This spring, Shelley Lindgren was finally and deservedly given the James Beard Award for Outstanding Wine Service at her San Francisco restaurant A16, confirming what many have known for a very long time: she’s the greatest Italian wine brain, sommelier and advocate in the country. Her depth of knowledge is evident in the staggering, unique selections she’s pulled together for her three restaurants. She’s completely changed and challenged what Americans think about Italian wine.
Currently, Lindgren’s mind is on the wines of southern Italy, as she’s doing research for a forthcoming book on the subject. And quite frankly, we’re insanely jealous of all of her travel, much of which has taken her to islands, beaches and craggy coasts.
"A lot of the of the islands and coastal areas in Italy that are a little more remote really have their have their own wine identities. They’re like treasures in the coves and cliffs and mountains," says Lindgren. "Obviously, southern Italy can be very warm and hot in the summer, but it cools down at night, so even places that are flat, like in the boot, in Puglia, where 90% of the wines are red, you have this really delicate acidity, and the tannins are round because of the warmth, so you get a real depth of fruit on the midpalate. They make great roses and drink it by the gallon. They eat tons of seafood in southern Italy, so regions like Campania and Sicily produce an incredible amount of white wine. People think of these as red wine areas, but that’s changing—it’s approximately two-thirds white wine.

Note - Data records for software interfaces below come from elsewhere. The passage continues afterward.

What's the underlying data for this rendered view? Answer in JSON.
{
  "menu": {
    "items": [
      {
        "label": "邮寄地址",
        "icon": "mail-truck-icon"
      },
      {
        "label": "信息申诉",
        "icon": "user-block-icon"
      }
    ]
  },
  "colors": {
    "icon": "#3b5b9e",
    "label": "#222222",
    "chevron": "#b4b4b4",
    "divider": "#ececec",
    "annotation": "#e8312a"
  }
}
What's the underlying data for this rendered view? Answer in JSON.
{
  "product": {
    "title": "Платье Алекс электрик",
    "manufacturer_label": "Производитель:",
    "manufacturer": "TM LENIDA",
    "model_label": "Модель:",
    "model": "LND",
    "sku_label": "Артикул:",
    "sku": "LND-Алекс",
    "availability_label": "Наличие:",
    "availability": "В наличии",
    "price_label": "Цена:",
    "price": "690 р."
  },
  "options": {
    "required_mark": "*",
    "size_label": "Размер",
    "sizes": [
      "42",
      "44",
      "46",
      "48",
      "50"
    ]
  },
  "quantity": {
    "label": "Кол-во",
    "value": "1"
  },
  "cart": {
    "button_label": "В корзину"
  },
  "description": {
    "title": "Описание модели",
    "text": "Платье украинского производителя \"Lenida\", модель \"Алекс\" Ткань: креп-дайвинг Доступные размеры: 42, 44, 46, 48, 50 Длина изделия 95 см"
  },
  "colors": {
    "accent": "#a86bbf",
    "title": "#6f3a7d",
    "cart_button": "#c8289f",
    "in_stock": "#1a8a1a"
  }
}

And you’re starting to see once lesser-known white wines from Italy being more and more recognized as some of the top white grapes in the world."